| Home | E-Submission | Sitemap | Contact Us |  
Clinical and Experimental Otorhinolaryngology > Accepted Articles
doi: https://doi.org/10.21053/ceo.2024.00034    [Accepted]
Positional obstructive sleep apnea and periodic limb movement during sleep: A large multi-center study
Jae Hyun Soh1 , Yun Jin Kang2 , Won-Hyuck Yoon3 , Chan-Soon Park4 , Hyun-Woo Shin3,5,6,7,8,9
1Seoul National University College of Medicine, Seoul, Korea
2Department of Otorhinolaryngology-Head and Neck Surgery, Soonchunhyang University College of Medicine, Cheonan, Korea
3OUaR LaB, Inc., Seoul, Korea
4Department of Otorhinolaryngology-Head and Neck Surgery, St. Vincent’s Hospital, College of Medicine, The Catholic University of Korea, Seoul, Korea

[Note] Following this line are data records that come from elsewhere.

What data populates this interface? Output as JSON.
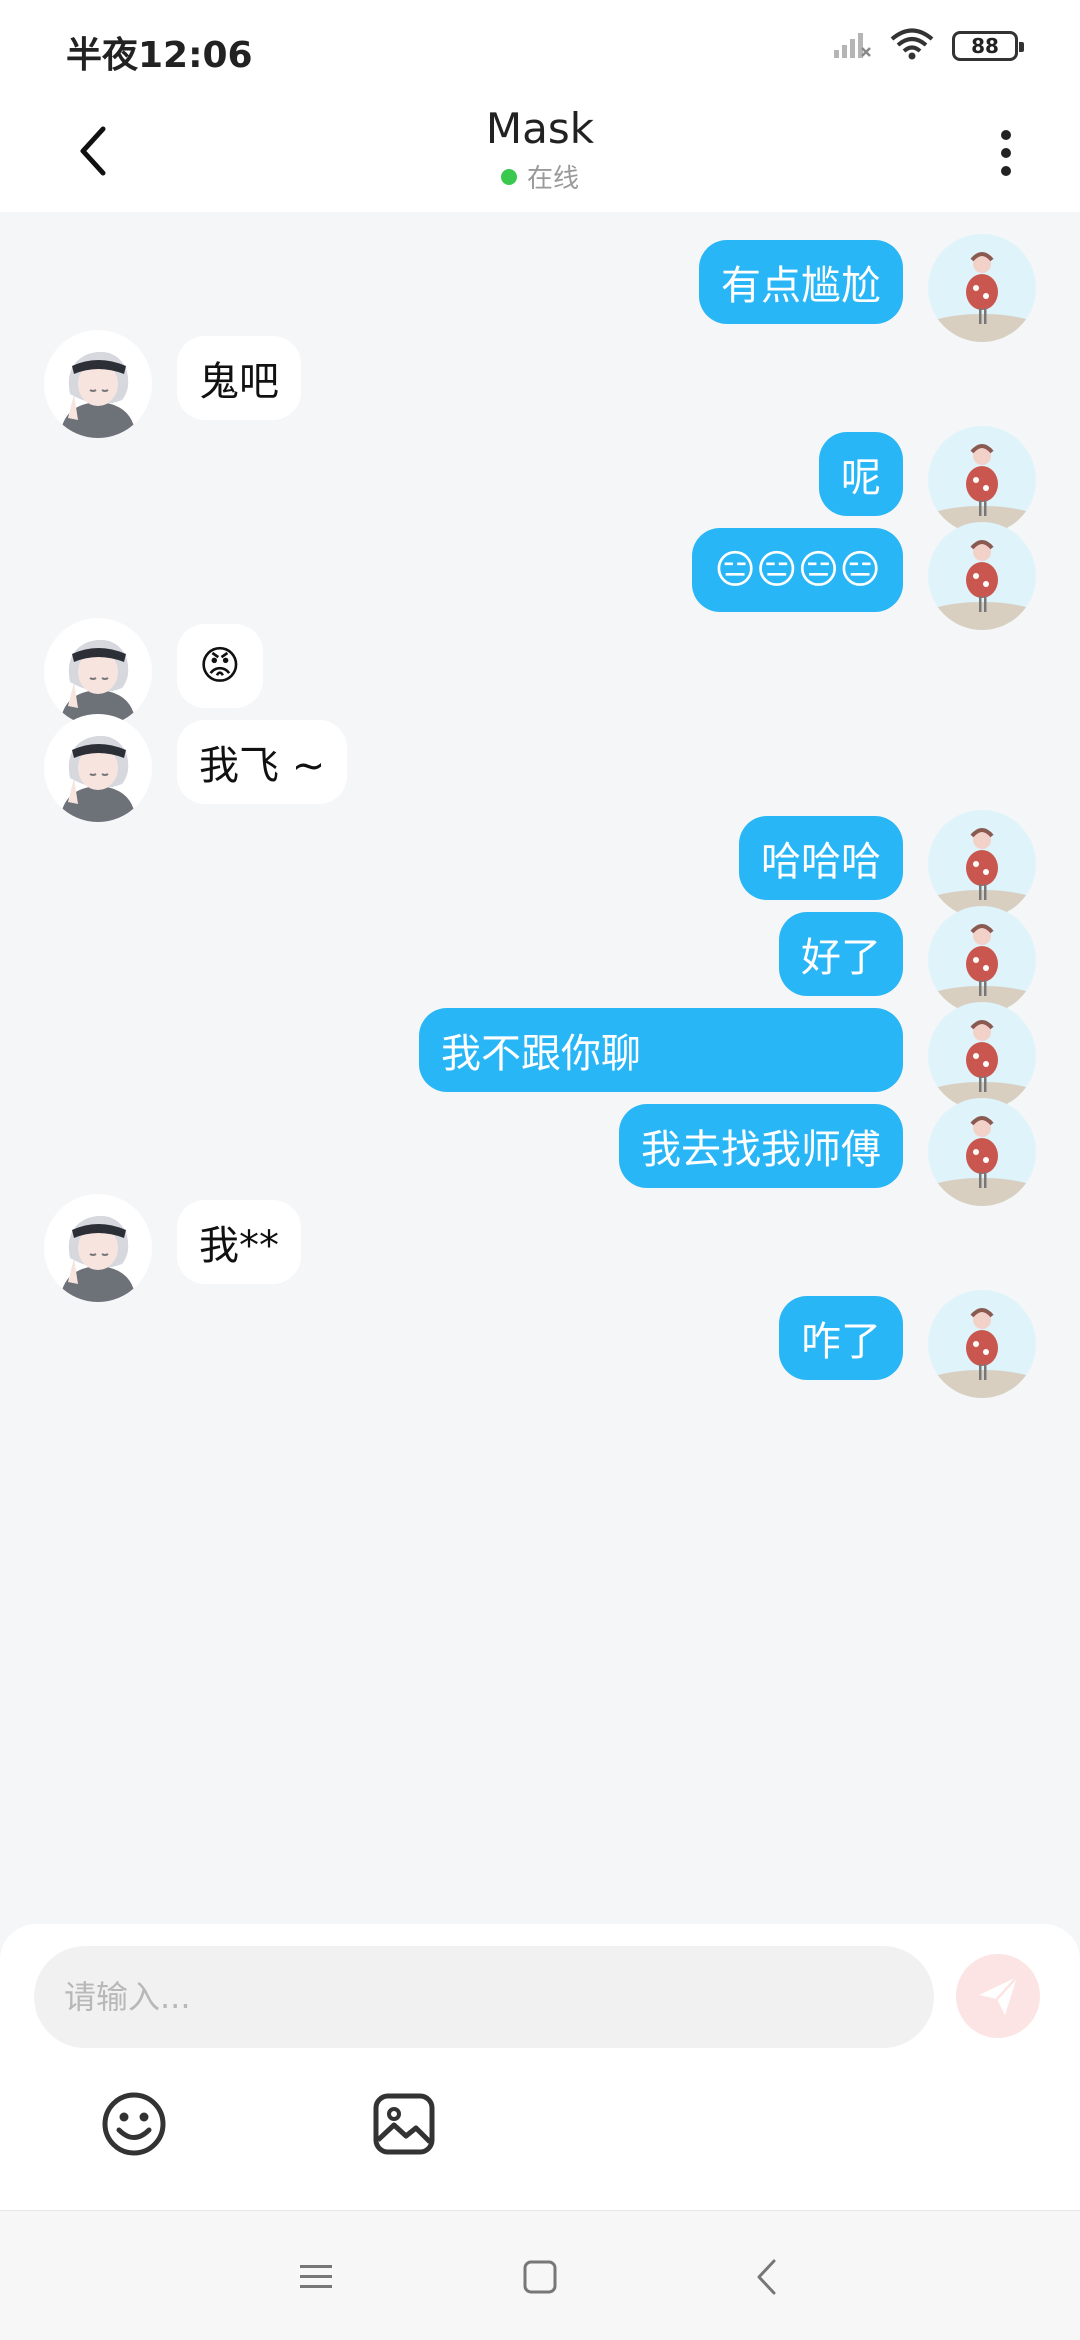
{
  "status_bar": {
    "time": "半夜12:06",
    "battery": "88",
    "icons": [
      "signal-icon",
      "wifi-icon",
      "battery-icon"
    ]
  },
  "header": {
    "title": "Mask",
    "status": "在线",
    "back_icon": "chevron-left-icon",
    "more_icon": "more-vertical-icon"
  },
  "messages": [
    {
      "from": "me",
      "text": "有点尴尬"
    },
    {
      "from": "them",
      "text": "鬼吧"
    },
    {
      "from": "me",
      "text": "呢"
    },
    {
      "from": "me",
      "text": "😑😑😑😑"
    },
    {
      "from": "them",
      "text": "😡"
    },
    {
      "from": "them",
      "text": "我飞 ~"
    },
    {
      "from": "me",
      "text": "哈哈哈"
    },
    {
      "from": "me",
      "text": "好了"
    },
    {
      "from": "me",
      "text": "我不跟你聊"
    },
    {
      "from": "me",
      "text": "我去找我师傅"
    },
    {
      "from": "them",
      "text": "我**"
    },
    {
      "from": "me",
      "text": "咋了"
    }
  ],
  "input": {
    "placeholder": "请输入...",
    "value": ""
  },
  "toolbar": {
    "emoji_icon": "smiley-icon",
    "image_icon": "image-icon",
    "send_icon": "send-icon"
  },
  "nav": {
    "icons": [
      "menu-icon",
      "home-icon",
      "back-icon"
    ]
  },
  "colors": {
    "outgoing_bubble": "#29b6f6",
    "incoming_bubble": "#ffffff",
    "online": "#3ac94e",
    "background": "#f4f6f8"
  }
}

5Department of Pharmacology, Seoul National University College of Medicine, Seoul, Korea
6Department of Biomedical Sciences, Seoul National University College of Medicine, Seoul, Korea
7Cancer Research Institute, Seoul National University College of Medicine, Seoul, Korea
8Department of Otorhinolaryngology-Head and Neck Surgery, Seoul National University Hospital, Seoul, Korea
9Sensory Organ Research Institute, Seoul National University College of Medicine, Seoul, Korea
Correspondence  Chan-Soon Park ,Tel: +82-31-249-8968, Fax: +82-31-257-3752, Email: pcs0112@catholic.ac.kr
Hyun-Woo Shin ,Tel: +82-2-740-8285, Fax: +82-2-745-7996, Email: charlie@snu.ac.kr
Received: January 30, 2024; Revised: April 4, 2024   Accepted: April 29, 2024.  Published online: May 2, 2024.
*Jae Hyun Soh and Yun Jin Kang contributed equally to this work.
ABSTRACT
Objectives
The relationships among positional obstructive sleep apnea (POSA), obstructive sleep apnea (OSA), and periodic limb movement during sleep (PLMS) are unclear. We analyzed these relationships according to OSA severity and explored the underlying mechanisms.
Methods
We retrospectively reviewed 6,140 eligible participants who underwent full-night diagnostic polysomnography in four clinical centers over a period of 5 years with eventsynchronized analysis. The PLMS index (PLMI) and periodic limb movements with arousal index (PLMAI) were evaluated. The effects of POSA on the PLMI, PLMAI, and PLMS were analyzed according to OSA severity.
Results
The mean PLMI and PLMAI, as well as PLMS prevalence, were significantly lower in those with severe OSA than in those with mild and moderate OSA. The mean PLMI was higher in mild OSA group than in control group. The mean PLMI (4.80 ± 12.71 vs. 2.59 ± 9.82 events/h, p < 0.001) and PLMAI (0.89 ± 3.66 vs. 0.53 ± 3.33 events/h, p < 0.001), and the prevalence of PLMS (11% vs. 5.3%, p < 0.001) were higher in patients with POSA than patients with non-POSA. This trend was particularly marked in severe OSA group (OR 1.55, 95%CI [1.07–2.27]) and less so in mild (OR 0.56, 95%CI [0.30–1.03]) and moderate (OR 1.82, 95%CI [0.99–3.34]) OSA groups.
Conclusion
The POSA group tended to have a higher prevalence of PLMS, particularly in those with severe OSA. If PLMS is prominent, diagnosis and treatment of POSA and OSA may be considered.
Keywords: Sleep apnea, Obstructive; Sleep Apnea Syndromes; Periodic Limb Movement Disorder; Sleep-Related Periodic Leg Movements, Excessive; Supine Position
TOOLS
Download PDF File  Download PDF File
Full text via DOI  Full text via DOI
Download Citation  Download Citation
Share:      
METRICS
0
Crossref
0
Scopus
1,560
View
19
Download
Related article
Editorial Office
Korean Society of Otorhinolaryngology-Head and Neck Surgery
103-307 Park Tower officetel, Yongsan-dong 5-ga, Yongsan-gu, Seoul 04385, Korea
TEL: +82-2-711-9091   FAX: +82-2-3487-6603   E-mail: editor.eceo@gmail.com
Copyright © Korean Society of Otorhinolaryngology-Head and Neck Surgery.                 Developed in M2PI
Close layer
prev next